TASK INSTRUCTIONS
For the records below, say how many lines contain the string "share". Give no other text.

Start of RECORDED DATA

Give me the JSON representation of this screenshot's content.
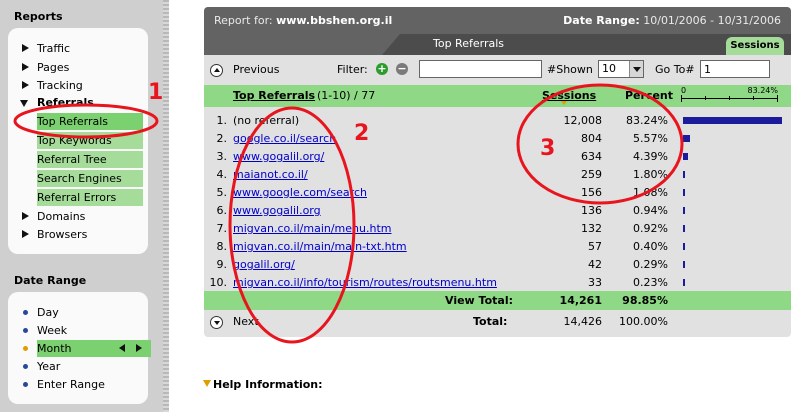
{
  "sidebar": {
    "reports_title": "Reports",
    "items": [
      {
        "label": "Traffic"
      },
      {
        "label": "Pages"
      },
      {
        "label": "Tracking"
      },
      {
        "label": "Referrals"
      },
      {
        "label": "Domains"
      },
      {
        "label": "Browsers"
      }
    ],
    "sub_items": [
      {
        "label": "Top Referrals"
      },
      {
        "label": "Top Keywords"
      },
      {
        "label": "Referral Tree"
      },
      {
        "label": "Search Engines"
      },
      {
        "label": "Referral Errors"
      }
    ],
    "date_range_title": "Date Range",
    "date_items": [
      {
        "label": "Day"
      },
      {
        "label": "Week"
      },
      {
        "label": "Month"
      },
      {
        "label": "Year"
      },
      {
        "label": "Enter Range"
      }
    ]
  },
  "report": {
    "report_for_label": "Report for:",
    "site": "www.bbshen.org.il",
    "date_range_label": "Date Range:",
    "date_range": "10/01/2006 - 10/31/2006",
    "tab_title": "Top Referrals",
    "sessions_tab": "Sessions"
  },
  "toolbar": {
    "previous": "Previous",
    "filter_label": "Filter:",
    "filter_value": "",
    "shown_label": "#Shown",
    "shown_value": "10",
    "goto_label": "Go To#",
    "goto_value": "1"
  },
  "table": {
    "col_referrals": "Top Referrals",
    "range_text": "(1-10) / 77",
    "col_sessions": "Sessions",
    "col_percent": "Percent",
    "scale_min": "0",
    "scale_max": "83.24%",
    "rows": [
      {
        "num": "1.",
        "referral": "(no referral)",
        "sessions": "12,008",
        "percent": "83.24%",
        "share": 0.8324
      },
      {
        "num": "2.",
        "referral": "google.co.il/search",
        "sessions": "804",
        "percent": "5.57%",
        "share": 0.0557
      },
      {
        "num": "3.",
        "referral": "www.gogalil.org/",
        "sessions": "634",
        "percent": "4.39%",
        "share": 0.0439
      },
      {
        "num": "4.",
        "referral": "maianot.co.il/",
        "sessions": "259",
        "percent": "1.80%",
        "share": 0.018
      },
      {
        "num": "5.",
        "referral": "www.google.com/search",
        "sessions": "156",
        "percent": "1.08%",
        "share": 0.0108
      },
      {
        "num": "6.",
        "referral": "www.gogalil.org",
        "sessions": "136",
        "percent": "0.94%",
        "share": 0.0094
      },
      {
        "num": "7.",
        "referral": "migvan.co.il/main/menu.htm",
        "sessions": "132",
        "percent": "0.92%",
        "share": 0.0092
      },
      {
        "num": "8.",
        "referral": "migvan.co.il/main/main-txt.htm",
        "sessions": "57",
        "percent": "0.40%",
        "share": 0.004
      },
      {
        "num": "9.",
        "referral": "gogalil.org/",
        "sessions": "42",
        "percent": "0.29%",
        "share": 0.0029
      },
      {
        "num": "10.",
        "referral": "migvan.co.il/info/tourism/routes/routsmenu.htm",
        "sessions": "33",
        "percent": "0.23%",
        "share": 0.0023
      }
    ],
    "view_total_label": "View Total:",
    "view_total_sessions": "14,261",
    "view_total_percent": "98.85%",
    "next": "Next",
    "total_label": "Total:",
    "total_sessions": "14,426",
    "total_percent": "100.00%"
  },
  "help": {
    "label": "Help Information:"
  },
  "annotations": {
    "n1": "1",
    "n2": "2",
    "n3": "3",
    "color": "#e8141e"
  },
  "colors": {
    "green": "#8fd885",
    "header": "#636363",
    "bar": "#1b1b9b",
    "link": "#0000cc"
  }
}
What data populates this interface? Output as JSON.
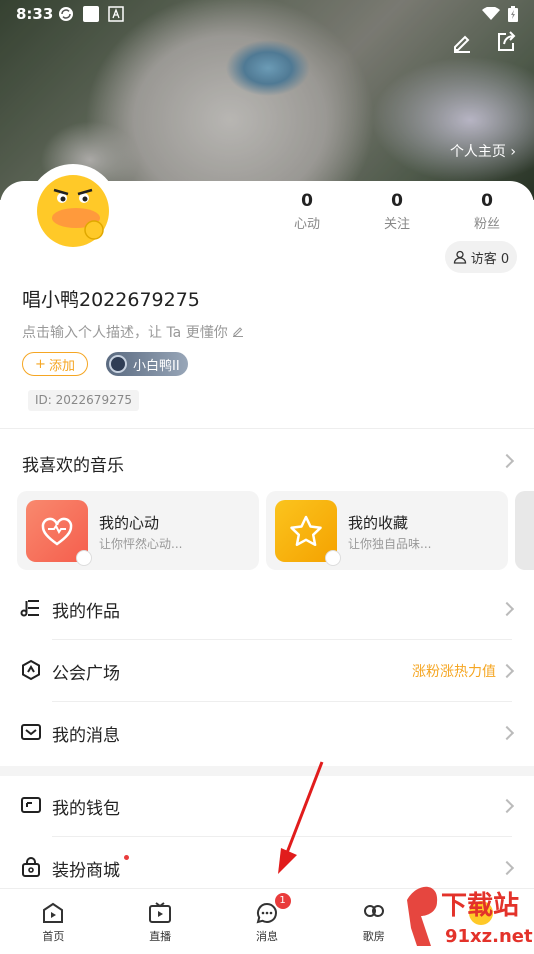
{
  "status_bar": {
    "time": "8:33"
  },
  "header": {
    "homepage_link": "个人主页"
  },
  "profile": {
    "stats": [
      {
        "num": "0",
        "label": "心动"
      },
      {
        "num": "0",
        "label": "关注"
      },
      {
        "num": "0",
        "label": "粉丝"
      }
    ],
    "visitor_label": "访客 0",
    "username": "唱小鸭2022679275",
    "description": "点击输入个人描述，让 Ta 更懂你",
    "add_label": "添加",
    "level_label": "小白鸭II",
    "uid": "ID: 2022679275"
  },
  "music": {
    "section_title": "我喜欢的音乐",
    "cards": [
      {
        "title": "我的心动",
        "subtitle": "让你怦然心动...",
        "color": "#f8725e"
      },
      {
        "title": "我的收藏",
        "subtitle": "让你独自品味...",
        "color": "#f7b514"
      }
    ]
  },
  "menu": [
    {
      "label": "我的作品",
      "tag": ""
    },
    {
      "label": "公会广场",
      "tag": "涨粉涨热力值"
    },
    {
      "label": "我的消息",
      "tag": ""
    },
    {
      "label": "我的钱包",
      "tag": ""
    },
    {
      "label": "装扮商城",
      "tag": ""
    }
  ],
  "tabbar": [
    {
      "label": "首页"
    },
    {
      "label": "直播"
    },
    {
      "label": "消息",
      "badge": "1"
    },
    {
      "label": "歌房"
    },
    {
      "label": ""
    }
  ],
  "watermark": {
    "text1": "下载站",
    "text2": "91xz.net"
  },
  "colors": {
    "accent": "#f5a623",
    "badge": "#e93c3c"
  }
}
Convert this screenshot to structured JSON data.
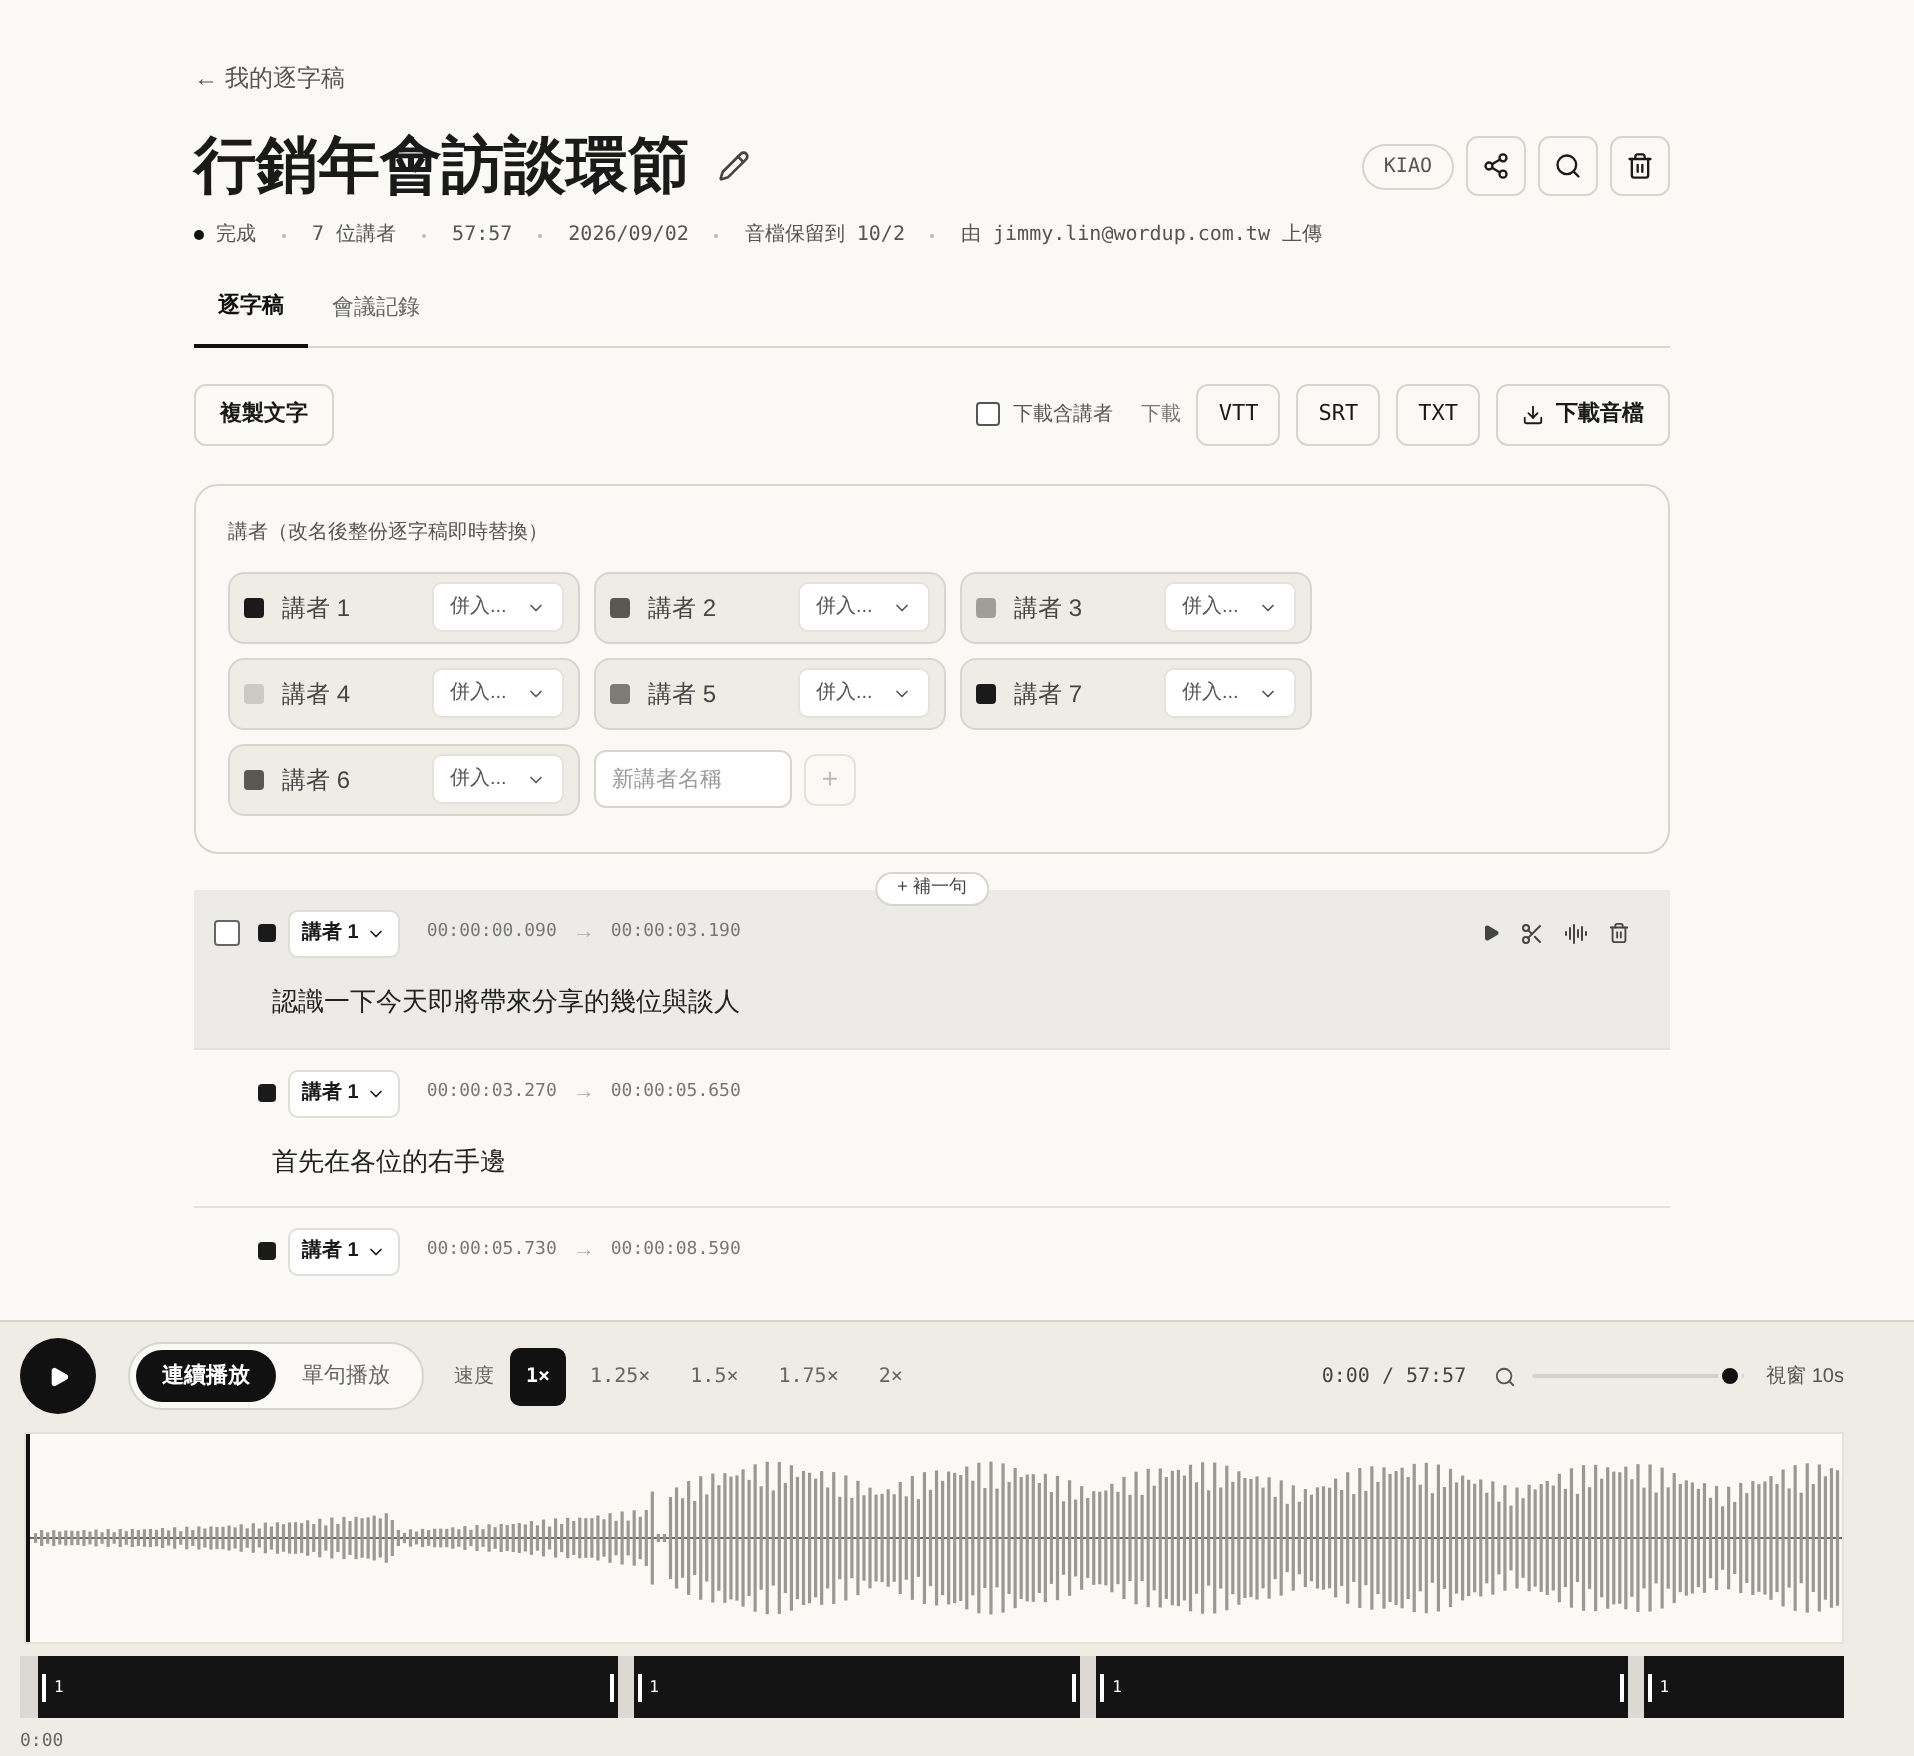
{
  "back_link": "← 我的逐字稿",
  "title": "行銷年會訪談環節",
  "owner_badge": "KIAO",
  "meta": [
    {
      "kind": "status",
      "text": "完成"
    },
    {
      "kind": "text",
      "text": "7 位講者"
    },
    {
      "kind": "text",
      "text": "57:57"
    },
    {
      "kind": "text",
      "text": "2026/09/02"
    },
    {
      "kind": "text",
      "text": "音檔保留到 10/2"
    },
    {
      "kind": "text",
      "text": "由 jimmy.lin@wordup.com.tw 上傳"
    }
  ],
  "tabs": [
    {
      "label": "逐字稿",
      "selected": true
    },
    {
      "label": "會議記錄",
      "selected": false
    }
  ],
  "toolbar": {
    "copy_button": "複製文字",
    "include_speakers": {
      "label": "下載含講者",
      "checked": false
    },
    "download_label": "下載",
    "formats": [
      "VTT",
      "SRT",
      "TXT"
    ],
    "download_audio": "下載音檔"
  },
  "speakers_panel": {
    "heading": "講者（改名後整份逐字稿即時替換）",
    "speakers": [
      {
        "name": "講者 1",
        "color": "#1a1a1a",
        "merge": "併入..."
      },
      {
        "name": "講者 2",
        "color": "#5a5852",
        "merge": "併入..."
      },
      {
        "name": "講者 3",
        "color": "#a19e98",
        "merge": "併入..."
      },
      {
        "name": "講者 4",
        "color": "#ccc9c3",
        "merge": "併入..."
      },
      {
        "name": "講者 5",
        "color": "#7e7b75",
        "merge": "併入..."
      },
      {
        "name": "講者 7",
        "color": "#1a1a1a",
        "merge": "併入..."
      },
      {
        "name": "講者 6",
        "color": "#5a5852",
        "merge": "併入..."
      }
    ],
    "new_speaker_placeholder": "新講者名稱",
    "add_button": "+"
  },
  "insert_button": "+ 補一句",
  "segments": [
    {
      "speaker": "講者 1",
      "color": "#1a1a1a",
      "start": "00:00:00.090",
      "end": "00:00:03.190",
      "arrow": "→",
      "text": "認識一下今天即將帶來分享的幾位與談人",
      "selected": true,
      "checked": false
    },
    {
      "speaker": "講者 1",
      "color": "#1a1a1a",
      "start": "00:00:03.270",
      "end": "00:00:05.650",
      "arrow": "→",
      "text": "首先在各位的右手邊",
      "selected": false
    },
    {
      "speaker": "講者 1",
      "color": "#1a1a1a",
      "start": "00:00:05.730",
      "end": "00:00:08.590",
      "arrow": "→",
      "selected": false
    }
  ],
  "player": {
    "modes": [
      {
        "label": "連續播放",
        "selected": true
      },
      {
        "label": "單句播放",
        "selected": false
      }
    ],
    "speed_label": "速度",
    "speeds": [
      {
        "label": "1×",
        "selected": true
      },
      {
        "label": "1.25×",
        "selected": false
      },
      {
        "label": "1.5×",
        "selected": false
      },
      {
        "label": "1.75×",
        "selected": false
      },
      {
        "label": "2×",
        "selected": false
      }
    ],
    "time": "0:00 / 57:57",
    "zoom": {
      "level": 0.93
    },
    "window_label": "視窗 10s",
    "timeline_segments": [
      {
        "label": "1"
      },
      {
        "label": "1"
      },
      {
        "label": "1"
      },
      {
        "label": "1"
      }
    ],
    "timeline_start": "0:00"
  }
}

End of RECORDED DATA

RESULT OF THE TASK
10